#BlogElul – Change
Ah, change. I don’t hate change any more. I used to. I kept trying for consistency, to hold on to something. I kept wanting to find a place that would be safe. I looked for ways to stay with the tried and true, the known and familiar. God, of course, thought this was hilarious.
“You want stability,” God said, “I think I’ll have you move every 5 years, or even more often! You’ll need to meet entirely new people, build entirely new friends, change everything and create a place for yourself over and over again . Maybe, I’ll make you a substitute teacher so you meet new students every day. Maybe, a contract teacher where your contract is secure for exactly 2 months at a time (on good days).”
When God says, “be OK with change because you have to,” there’s no point hating change. It’s not so much that I see change as a welcome friend, more like on old travelling buddy – ah, change, here you are again, whether I want you or not. I might as well get along with you, because you keep popping up. Over time, I’ve even found some good things about change.
It gives me perspective. I can see the situation I was in more clearly with a bit of distance, and maybe I can grow a bit from it. It gives me opportunity – meeting new people stinks, but making new friends can lead to good friendships and togetherness. It gives me strength. Well, if I can make it through that, I can make it through anything.
It’s hard to find a good Jewish prayer for change, you know. Asking for change isn’t a big Jewish thing. Asking for repentance and redirection, yes. But repentance and redirection to the correct path, the tried and true one! Change? Making something different if it didn’t have to be? AAAAAAAAAA! Why are you switching to the red coat anyways? What was wrong with the blue coat? It still worked! There were years of good service in that thing! We are the old, old religion with laugh wrinkles next to our eyes and wise aphorisms just pouring out. We prefer our writing on old yellowed parchment, and we think tradition keeps us going.

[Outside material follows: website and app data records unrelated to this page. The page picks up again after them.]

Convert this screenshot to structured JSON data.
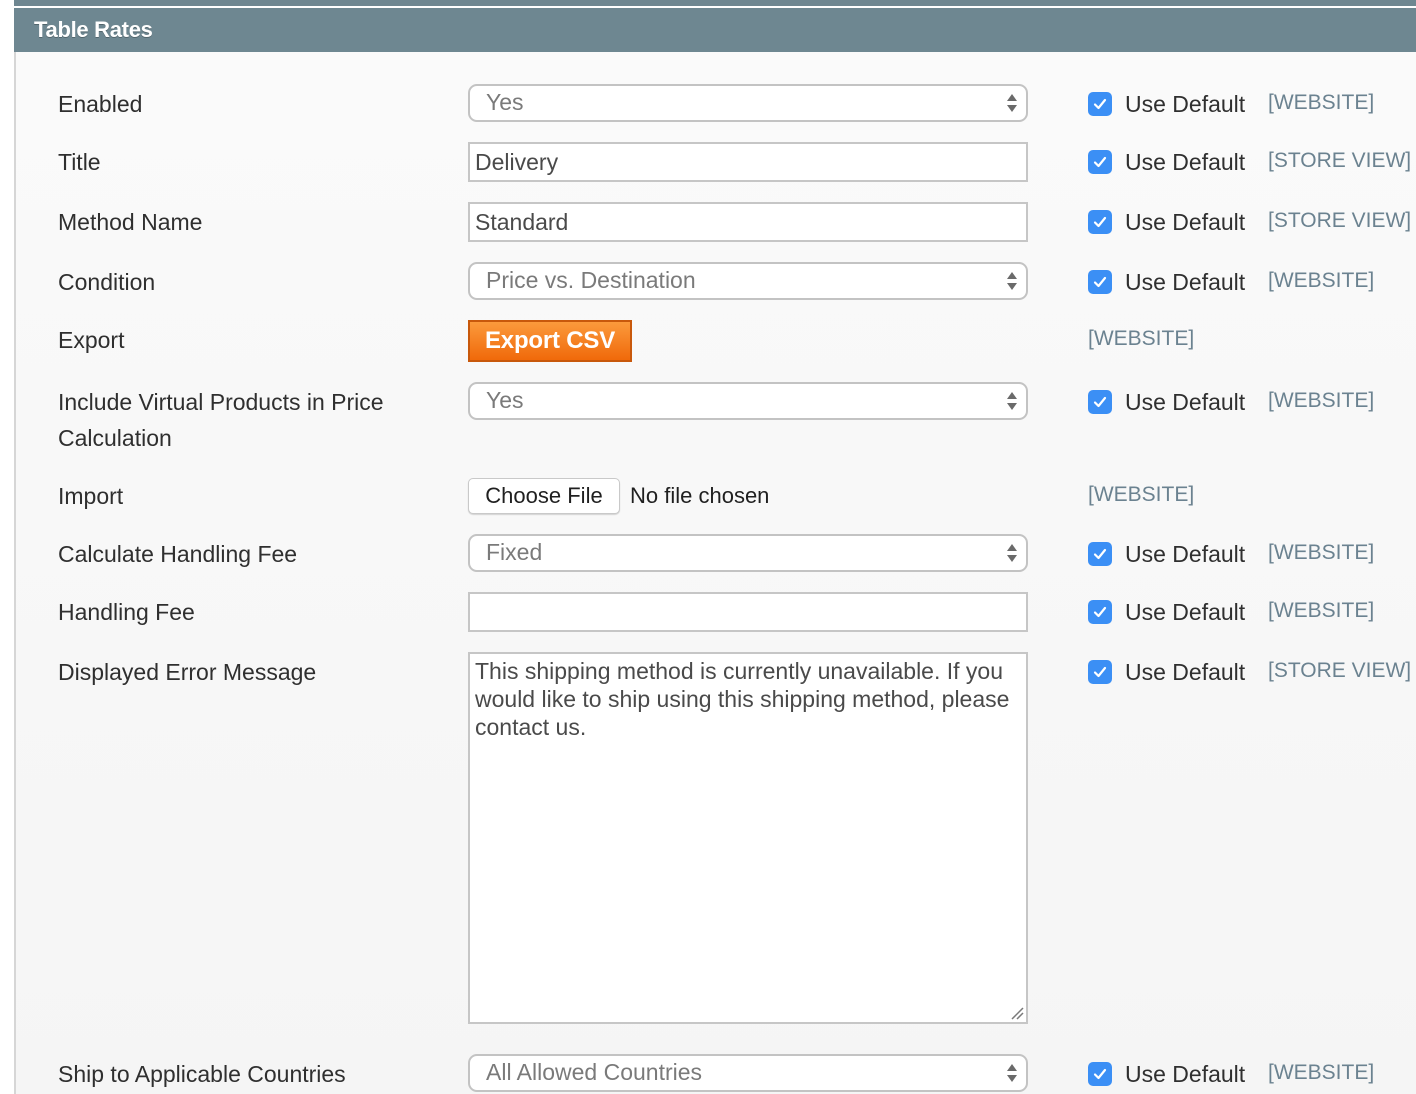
{
  "section": {
    "title": "Table Rates"
  },
  "fields": [
    {
      "label": "Enabled",
      "type": "select",
      "value": "Yes",
      "use_default": true,
      "use_default_label": "Use Default",
      "scope": "[WEBSITE]"
    },
    {
      "label": "Title",
      "type": "text",
      "value": "Delivery",
      "use_default": true,
      "use_default_label": "Use Default",
      "scope": "[STORE VIEW]"
    },
    {
      "label": "Method Name",
      "type": "text",
      "value": "Standard",
      "use_default": true,
      "use_default_label": "Use Default",
      "scope": "[STORE VIEW]"
    },
    {
      "label": "Condition",
      "type": "select",
      "value": "Price vs. Destination",
      "use_default": true,
      "use_default_label": "Use Default",
      "scope": "[WEBSITE]"
    },
    {
      "label": "Export",
      "type": "button",
      "value": "Export CSV",
      "scope": "[WEBSITE]"
    },
    {
      "label": "Include Virtual Products in Price Calculation",
      "type": "select",
      "value": "Yes",
      "use_default": true,
      "use_default_label": "Use Default",
      "scope": "[WEBSITE]"
    },
    {
      "label": "Import",
      "type": "file",
      "button_label": "Choose File",
      "value": "No file chosen",
      "scope": "[WEBSITE]"
    },
    {
      "label": "Calculate Handling Fee",
      "type": "select",
      "value": "Fixed",
      "use_default": true,
      "use_default_label": "Use Default",
      "scope": "[WEBSITE]"
    },
    {
      "label": "Handling Fee",
      "type": "text",
      "value": "",
      "use_default": true,
      "use_default_label": "Use Default",
      "scope": "[WEBSITE]"
    },
    {
      "label": "Displayed Error Message",
      "type": "textarea",
      "value": "This shipping method is currently unavailable. If you would like to ship using this shipping method, please contact us.",
      "use_default": true,
      "use_default_label": "Use Default",
      "scope": "[STORE VIEW]"
    },
    {
      "label": "Ship to Applicable Countries",
      "type": "select",
      "value": "All Allowed Countries",
      "use_default": true,
      "use_default_label": "Use Default",
      "scope": "[WEBSITE]"
    }
  ],
  "colors": {
    "header_bg": "#6e8791",
    "accent_button": "#f0690a",
    "checkbox": "#3b8ff5",
    "scope_text": "#6b8290"
  }
}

So the best I can do is quote the Torah and appreciate the brevity, simplicity, and encompassing nature of Hebrew. To everything there is a time – Lakol, Zman.
LaKol – to everything. The inclusive nature of it all robs change of the power to scare. A new place becomes just a place, a part of everything. Sure it has differences, but in the context of ‘everything’, those differences are pretty small, compared to the many similarities. It’s on Earth, isn’t it? It’s not somewhere actually, say, different. Like all other places, it has place features – houses, people, love, silliness, work… It turns change into mild variation, a different flavour of ice cream rather than an earth-shattering new way to be.

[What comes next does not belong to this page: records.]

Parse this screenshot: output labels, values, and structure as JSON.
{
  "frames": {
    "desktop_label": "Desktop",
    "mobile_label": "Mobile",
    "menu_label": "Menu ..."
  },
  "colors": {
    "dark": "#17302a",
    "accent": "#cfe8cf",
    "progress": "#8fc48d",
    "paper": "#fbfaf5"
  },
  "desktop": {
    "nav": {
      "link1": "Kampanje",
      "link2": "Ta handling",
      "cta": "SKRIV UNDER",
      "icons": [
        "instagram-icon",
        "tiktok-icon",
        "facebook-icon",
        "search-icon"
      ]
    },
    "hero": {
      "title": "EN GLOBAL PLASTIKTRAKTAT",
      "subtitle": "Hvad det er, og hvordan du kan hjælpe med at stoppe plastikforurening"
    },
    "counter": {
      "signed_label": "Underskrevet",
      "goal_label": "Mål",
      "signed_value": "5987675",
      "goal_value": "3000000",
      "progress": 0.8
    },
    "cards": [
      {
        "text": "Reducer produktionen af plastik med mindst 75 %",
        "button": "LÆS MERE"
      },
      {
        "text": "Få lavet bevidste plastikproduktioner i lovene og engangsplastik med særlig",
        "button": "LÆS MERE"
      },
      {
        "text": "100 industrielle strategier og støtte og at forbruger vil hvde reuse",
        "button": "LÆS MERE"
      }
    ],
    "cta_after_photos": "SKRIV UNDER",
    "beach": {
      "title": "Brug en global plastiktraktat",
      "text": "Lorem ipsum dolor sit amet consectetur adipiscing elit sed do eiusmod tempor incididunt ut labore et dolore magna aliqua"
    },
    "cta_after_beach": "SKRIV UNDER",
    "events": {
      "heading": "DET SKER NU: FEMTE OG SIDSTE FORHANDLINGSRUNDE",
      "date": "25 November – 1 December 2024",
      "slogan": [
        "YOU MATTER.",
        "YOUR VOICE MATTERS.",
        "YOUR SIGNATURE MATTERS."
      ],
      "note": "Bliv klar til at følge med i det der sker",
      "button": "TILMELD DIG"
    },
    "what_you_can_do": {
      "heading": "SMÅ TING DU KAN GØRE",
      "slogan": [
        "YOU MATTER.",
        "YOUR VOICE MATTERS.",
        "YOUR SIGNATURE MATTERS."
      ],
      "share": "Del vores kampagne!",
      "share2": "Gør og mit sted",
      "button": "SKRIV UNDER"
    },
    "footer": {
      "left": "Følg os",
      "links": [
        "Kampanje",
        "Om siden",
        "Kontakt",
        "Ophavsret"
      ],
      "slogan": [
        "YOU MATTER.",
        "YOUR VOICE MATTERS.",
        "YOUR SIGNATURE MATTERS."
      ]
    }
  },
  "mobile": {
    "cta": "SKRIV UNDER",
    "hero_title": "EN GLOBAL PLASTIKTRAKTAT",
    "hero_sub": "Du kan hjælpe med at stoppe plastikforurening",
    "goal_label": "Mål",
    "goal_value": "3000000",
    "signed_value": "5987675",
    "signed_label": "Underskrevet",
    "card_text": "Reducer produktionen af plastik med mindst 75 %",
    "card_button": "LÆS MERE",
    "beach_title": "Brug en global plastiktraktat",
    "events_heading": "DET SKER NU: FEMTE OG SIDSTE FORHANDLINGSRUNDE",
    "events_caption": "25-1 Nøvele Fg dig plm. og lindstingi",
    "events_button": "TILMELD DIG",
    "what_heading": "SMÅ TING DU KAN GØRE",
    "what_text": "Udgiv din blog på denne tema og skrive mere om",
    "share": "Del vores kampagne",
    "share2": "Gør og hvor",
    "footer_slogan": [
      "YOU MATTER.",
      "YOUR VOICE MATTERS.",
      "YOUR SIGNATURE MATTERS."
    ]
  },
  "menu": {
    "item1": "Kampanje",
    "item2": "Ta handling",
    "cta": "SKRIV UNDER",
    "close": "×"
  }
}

Zman – time. Again, you have to love it when a saying is just two words that encompass the infinite, one in space and one in time. Today, this minute, I have time. And this change is what is supposed to be happening now in this time. Change becomes cycles, the unfolding of a path I can walk. If there is no pattern, change is a wild plunge into chaos. But what happens when I see the pattern, or at least know the pattern exists and God sees it? Change is just the next piece in a pattern. That’s not terrifying, or disturbing – I know what’s coming up and can plan for it and it’s way better.

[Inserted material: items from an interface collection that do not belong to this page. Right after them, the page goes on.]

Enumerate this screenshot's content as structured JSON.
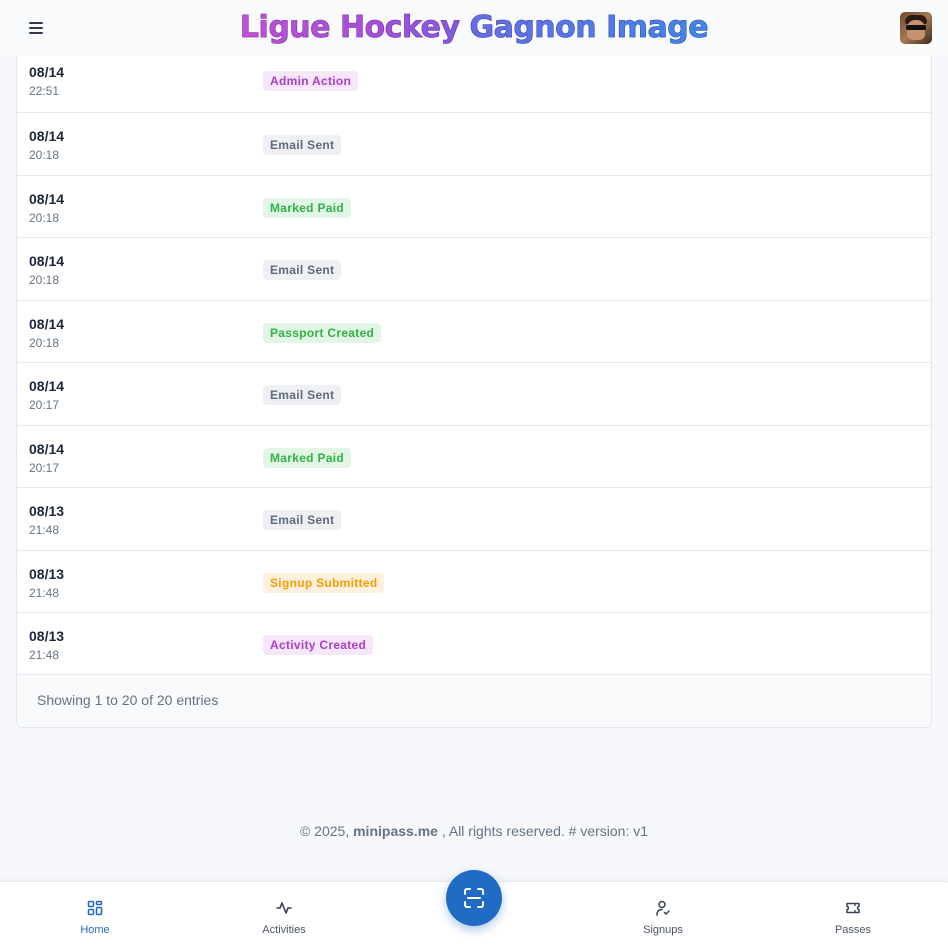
{
  "header": {
    "brand_part1": "Ligue Hockey",
    "brand_part2": "Gagnon Image",
    "menu_icon": "hamburger-menu-icon",
    "avatar_icon": "user-avatar"
  },
  "activity_log": [
    {
      "date": "08/14",
      "time": "22:51",
      "event": "Admin Action",
      "color": "purple"
    },
    {
      "date": "08/14",
      "time": "20:18",
      "event": "Email Sent",
      "color": "gray"
    },
    {
      "date": "08/14",
      "time": "20:18",
      "event": "Marked Paid",
      "color": "green"
    },
    {
      "date": "08/14",
      "time": "20:18",
      "event": "Email Sent",
      "color": "gray"
    },
    {
      "date": "08/14",
      "time": "20:18",
      "event": "Passport Created",
      "color": "green"
    },
    {
      "date": "08/14",
      "time": "20:17",
      "event": "Email Sent",
      "color": "gray"
    },
    {
      "date": "08/14",
      "time": "20:17",
      "event": "Marked Paid",
      "color": "green"
    },
    {
      "date": "08/13",
      "time": "21:48",
      "event": "Email Sent",
      "color": "gray"
    },
    {
      "date": "08/13",
      "time": "21:48",
      "event": "Signup Submitted",
      "color": "orange"
    },
    {
      "date": "08/13",
      "time": "21:48",
      "event": "Activity Created",
      "color": "purple"
    }
  ],
  "table_footer": {
    "entries_text": "Showing 1 to 20 of 20 entries"
  },
  "footer": {
    "copyright_prefix": "© 2025,",
    "site": "minipass.me",
    "copyright_suffix": ", All rights reserved. # version: v1"
  },
  "bottom_nav": {
    "home": "Home",
    "activities": "Activities",
    "scan_icon": "qr-scan-icon",
    "signups": "Signups",
    "passes": "Passes"
  },
  "colors": {
    "accent": "#206bc4",
    "badge_purple": "#ae3ec9",
    "badge_green": "#2fb344",
    "badge_orange": "#f59f00",
    "badge_gray": "#5f6b7a"
  }
}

As I learn more about change, it’s like change gets a grooming. The wild, tattered clothes get replaced with a nice dress and the medusa-like hair gets brushed. Change becomes something I can cope with and maybe even enjoy.